The southern Kenai Peninsula’s health improvement coalition, MAPP, released the results of its most recent three-year survey on Dec. 9.
MAPP (Mobilizing for Action through Planning and Partnerships) gathers data every three years as part of its Community Health Needs Assessment.
The MAPP framework was originally developed by the Centers for Disease Control and adapted to the communities of the southern Kenai Peninsula. The goal of the program is to identify ways to improve health and help spark community action.
Kyra Wagner is a member of the MAPP steering committee. She said MAPP uses a comprehensive approach, combining agency-collected data with community surveys.
“It usually takes about a year to collect all the data,” Wagner said. “Basically, it really comes down to asking all the agencies for any data that they collect. Asking the state to break down data that they do collect into our population center. As far as surveys and perception data, it means hitting the ground with a bunch of surveys. We usually kick it off at the health fair, but then we also send that survey all the up the road to Ninilchik and all the way down out towards to Nanwalek.”
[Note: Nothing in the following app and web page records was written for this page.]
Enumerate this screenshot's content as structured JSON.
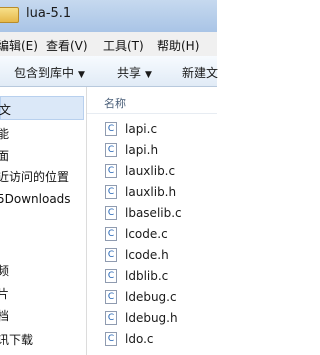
{
  "window": {
    "title": "lua-5.1"
  },
  "menu": [
    "编辑(E)",
    "查看(V)",
    "工具(T)",
    "帮助(H)"
  ],
  "toolbar": {
    "include_in_library": "包含到库中",
    "share": "共享",
    "new_folder": "新建文"
  },
  "nav": [
    "文",
    "能",
    "面",
    "近访问的位置",
    "5Downloads",
    "频",
    "片",
    "档",
    "讯下载"
  ],
  "files": {
    "column_name": "名称",
    "items": [
      "lapi.c",
      "lapi.h",
      "lauxlib.c",
      "lauxlib.h",
      "lbaselib.c",
      "lcode.c",
      "lcode.h",
      "ldblib.c",
      "ldebug.c",
      "ldebug.h",
      "ldo.c"
    ]
  }
}
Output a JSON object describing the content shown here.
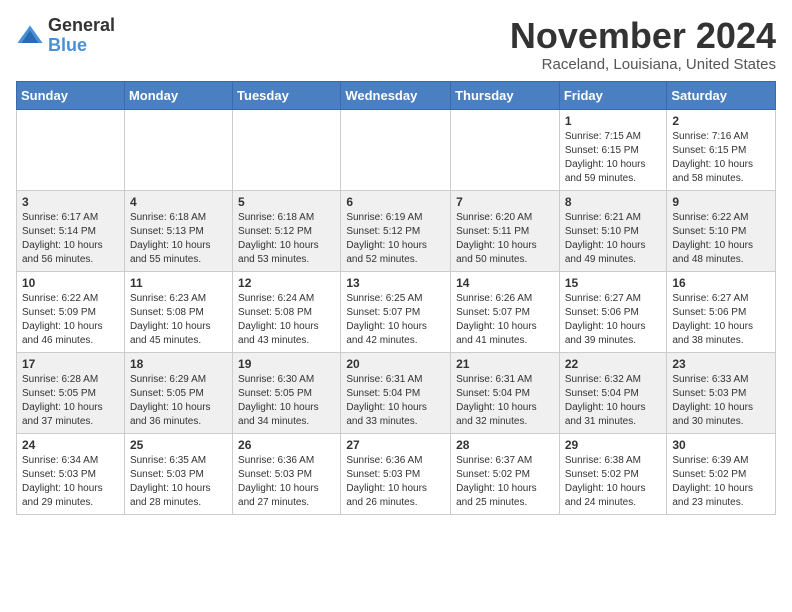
{
  "logo": {
    "general": "General",
    "blue": "Blue"
  },
  "title": "November 2024",
  "location": "Raceland, Louisiana, United States",
  "days_of_week": [
    "Sunday",
    "Monday",
    "Tuesday",
    "Wednesday",
    "Thursday",
    "Friday",
    "Saturday"
  ],
  "weeks": [
    [
      {
        "day": "",
        "info": ""
      },
      {
        "day": "",
        "info": ""
      },
      {
        "day": "",
        "info": ""
      },
      {
        "day": "",
        "info": ""
      },
      {
        "day": "",
        "info": ""
      },
      {
        "day": "1",
        "info": "Sunrise: 7:15 AM\nSunset: 6:15 PM\nDaylight: 10 hours and 59 minutes."
      },
      {
        "day": "2",
        "info": "Sunrise: 7:16 AM\nSunset: 6:15 PM\nDaylight: 10 hours and 58 minutes."
      }
    ],
    [
      {
        "day": "3",
        "info": "Sunrise: 6:17 AM\nSunset: 5:14 PM\nDaylight: 10 hours and 56 minutes."
      },
      {
        "day": "4",
        "info": "Sunrise: 6:18 AM\nSunset: 5:13 PM\nDaylight: 10 hours and 55 minutes."
      },
      {
        "day": "5",
        "info": "Sunrise: 6:18 AM\nSunset: 5:12 PM\nDaylight: 10 hours and 53 minutes."
      },
      {
        "day": "6",
        "info": "Sunrise: 6:19 AM\nSunset: 5:12 PM\nDaylight: 10 hours and 52 minutes."
      },
      {
        "day": "7",
        "info": "Sunrise: 6:20 AM\nSunset: 5:11 PM\nDaylight: 10 hours and 50 minutes."
      },
      {
        "day": "8",
        "info": "Sunrise: 6:21 AM\nSunset: 5:10 PM\nDaylight: 10 hours and 49 minutes."
      },
      {
        "day": "9",
        "info": "Sunrise: 6:22 AM\nSunset: 5:10 PM\nDaylight: 10 hours and 48 minutes."
      }
    ],
    [
      {
        "day": "10",
        "info": "Sunrise: 6:22 AM\nSunset: 5:09 PM\nDaylight: 10 hours and 46 minutes."
      },
      {
        "day": "11",
        "info": "Sunrise: 6:23 AM\nSunset: 5:08 PM\nDaylight: 10 hours and 45 minutes."
      },
      {
        "day": "12",
        "info": "Sunrise: 6:24 AM\nSunset: 5:08 PM\nDaylight: 10 hours and 43 minutes."
      },
      {
        "day": "13",
        "info": "Sunrise: 6:25 AM\nSunset: 5:07 PM\nDaylight: 10 hours and 42 minutes."
      },
      {
        "day": "14",
        "info": "Sunrise: 6:26 AM\nSunset: 5:07 PM\nDaylight: 10 hours and 41 minutes."
      },
      {
        "day": "15",
        "info": "Sunrise: 6:27 AM\nSunset: 5:06 PM\nDaylight: 10 hours and 39 minutes."
      },
      {
        "day": "16",
        "info": "Sunrise: 6:27 AM\nSunset: 5:06 PM\nDaylight: 10 hours and 38 minutes."
      }
    ],
    [
      {
        "day": "17",
        "info": "Sunrise: 6:28 AM\nSunset: 5:05 PM\nDaylight: 10 hours and 37 minutes."
      },
      {
        "day": "18",
        "info": "Sunrise: 6:29 AM\nSunset: 5:05 PM\nDaylight: 10 hours and 36 minutes."
      },
      {
        "day": "19",
        "info": "Sunrise: 6:30 AM\nSunset: 5:05 PM\nDaylight: 10 hours and 34 minutes."
      },
      {
        "day": "20",
        "info": "Sunrise: 6:31 AM\nSunset: 5:04 PM\nDaylight: 10 hours and 33 minutes."
      },
      {
        "day": "21",
        "info": "Sunrise: 6:31 AM\nSunset: 5:04 PM\nDaylight: 10 hours and 32 minutes."
      },
      {
        "day": "22",
        "info": "Sunrise: 6:32 AM\nSunset: 5:04 PM\nDaylight: 10 hours and 31 minutes."
      },
      {
        "day": "23",
        "info": "Sunrise: 6:33 AM\nSunset: 5:03 PM\nDaylight: 10 hours and 30 minutes."
      }
    ],
    [
      {
        "day": "24",
        "info": "Sunrise: 6:34 AM\nSunset: 5:03 PM\nDaylight: 10 hours and 29 minutes."
      },
      {
        "day": "25",
        "info": "Sunrise: 6:35 AM\nSunset: 5:03 PM\nDaylight: 10 hours and 28 minutes."
      },
      {
        "day": "26",
        "info": "Sunrise: 6:36 AM\nSunset: 5:03 PM\nDaylight: 10 hours and 27 minutes."
      },
      {
        "day": "27",
        "info": "Sunrise: 6:36 AM\nSunset: 5:03 PM\nDaylight: 10 hours and 26 minutes."
      },
      {
        "day": "28",
        "info": "Sunrise: 6:37 AM\nSunset: 5:02 PM\nDaylight: 10 hours and 25 minutes."
      },
      {
        "day": "29",
        "info": "Sunrise: 6:38 AM\nSunset: 5:02 PM\nDaylight: 10 hours and 24 minutes."
      },
      {
        "day": "30",
        "info": "Sunrise: 6:39 AM\nSunset: 5:02 PM\nDaylight: 10 hours and 23 minutes."
      }
    ]
  ]
}
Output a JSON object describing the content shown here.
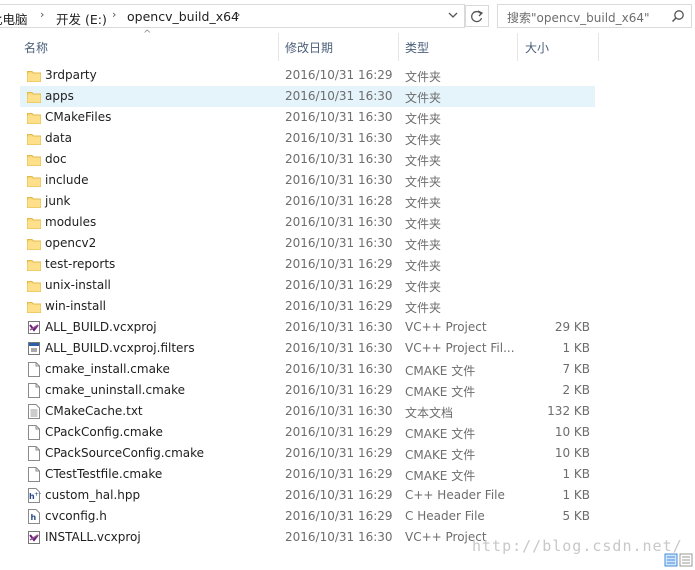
{
  "address": {
    "crumbs": [
      "此电脑",
      "开发 (E:)",
      "opencv_build_x64"
    ]
  },
  "search": {
    "placeholder": "搜索\"opencv_build_x64\""
  },
  "columns": {
    "name": "名称",
    "date": "修改日期",
    "type": "类型",
    "size": "大小"
  },
  "files": [
    {
      "name": "3rdparty",
      "date": "2016/10/31 16:29",
      "type": "文件夹",
      "size": "",
      "icon": "folder-icon"
    },
    {
      "name": "apps",
      "date": "2016/10/31 16:30",
      "type": "文件夹",
      "size": "",
      "icon": "folder-icon",
      "selected": true
    },
    {
      "name": "CMakeFiles",
      "date": "2016/10/31 16:30",
      "type": "文件夹",
      "size": "",
      "icon": "folder-icon"
    },
    {
      "name": "data",
      "date": "2016/10/31 16:30",
      "type": "文件夹",
      "size": "",
      "icon": "folder-icon"
    },
    {
      "name": "doc",
      "date": "2016/10/31 16:30",
      "type": "文件夹",
      "size": "",
      "icon": "folder-icon"
    },
    {
      "name": "include",
      "date": "2016/10/31 16:30",
      "type": "文件夹",
      "size": "",
      "icon": "folder-icon"
    },
    {
      "name": "junk",
      "date": "2016/10/31 16:28",
      "type": "文件夹",
      "size": "",
      "icon": "folder-icon"
    },
    {
      "name": "modules",
      "date": "2016/10/31 16:30",
      "type": "文件夹",
      "size": "",
      "icon": "folder-icon"
    },
    {
      "name": "opencv2",
      "date": "2016/10/31 16:30",
      "type": "文件夹",
      "size": "",
      "icon": "folder-icon"
    },
    {
      "name": "test-reports",
      "date": "2016/10/31 16:29",
      "type": "文件夹",
      "size": "",
      "icon": "folder-icon"
    },
    {
      "name": "unix-install",
      "date": "2016/10/31 16:29",
      "type": "文件夹",
      "size": "",
      "icon": "folder-icon"
    },
    {
      "name": "win-install",
      "date": "2016/10/31 16:29",
      "type": "文件夹",
      "size": "",
      "icon": "folder-icon"
    },
    {
      "name": "ALL_BUILD.vcxproj",
      "date": "2016/10/31 16:30",
      "type": "VC++ Project",
      "size": "29 KB",
      "icon": "vcxproj-icon"
    },
    {
      "name": "ALL_BUILD.vcxproj.filters",
      "date": "2016/10/31 16:30",
      "type": "VC++ Project Fil...",
      "size": "1 KB",
      "icon": "filters-icon"
    },
    {
      "name": "cmake_install.cmake",
      "date": "2016/10/31 16:30",
      "type": "CMAKE 文件",
      "size": "7 KB",
      "icon": "file-icon"
    },
    {
      "name": "cmake_uninstall.cmake",
      "date": "2016/10/31 16:29",
      "type": "CMAKE 文件",
      "size": "2 KB",
      "icon": "file-icon"
    },
    {
      "name": "CMakeCache.txt",
      "date": "2016/10/31 16:30",
      "type": "文本文档",
      "size": "132 KB",
      "icon": "text-file-icon"
    },
    {
      "name": "CPackConfig.cmake",
      "date": "2016/10/31 16:29",
      "type": "CMAKE 文件",
      "size": "10 KB",
      "icon": "file-icon"
    },
    {
      "name": "CPackSourceConfig.cmake",
      "date": "2016/10/31 16:29",
      "type": "CMAKE 文件",
      "size": "10 KB",
      "icon": "file-icon"
    },
    {
      "name": "CTestTestfile.cmake",
      "date": "2016/10/31 16:29",
      "type": "CMAKE 文件",
      "size": "1 KB",
      "icon": "file-icon"
    },
    {
      "name": "custom_hal.hpp",
      "date": "2016/10/31 16:29",
      "type": "C++ Header File",
      "size": "1 KB",
      "icon": "hpp-icon"
    },
    {
      "name": "cvconfig.h",
      "date": "2016/10/31 16:29",
      "type": "C Header File",
      "size": "5 KB",
      "icon": "h-icon"
    },
    {
      "name": "INSTALL.vcxproj",
      "date": "2016/10/31 16:30",
      "type": "VC++ Project",
      "size": "",
      "icon": "vcxproj-icon"
    }
  ],
  "watermark": "http://blog.csdn.net/"
}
The 2016 Community Health Needs Assessment is the third MAPP has conducted. Wagner said the assessments have highlighted one of the underlying causes of community health problems.
“Through the data we’ve been able to see that there’s a very specific root cause to a lot of community health issues,” Wagner said. “A lot of it is issues that relate to adverse childhood experiences. It does affect everything from the probability of teenage pregnancy to crime to drug use to obesity. There’s a myriad of things that connect health-wise to how toxic and stressful your childhood environment was.”
But she said data collection is just one component of the program. The MAPP coalition also works to develop ways to address community health issues.
“One of the things about MAPP over the years that we’ve shifted into is the concept that okay we collect this data, now we have to do something with it,” Wagner said. “We’ve gotten tons of organizations behind it saying, this is great. Now it’s just a matter of figuring out how each organization under their umbrella can move forward, identifying things that support family well-being.”
Forty local organizations are currently members of the MAPP coalition, including Sustainable Homer, Sprout Family Services and Homer United Methodist Church.
Hannah Gustafson is the MAPP coordinator. She said the MAPP coalition is uniquely poised to address community health issues.
“We have this really strong foundation below us, with data, with collaborations, with work groups already in formation,” Gustafson said. “It’s an exciting time to be having these conversations.”
The full results of the 2016 Community Health Needs Assessment are available online at www.mappofskp.net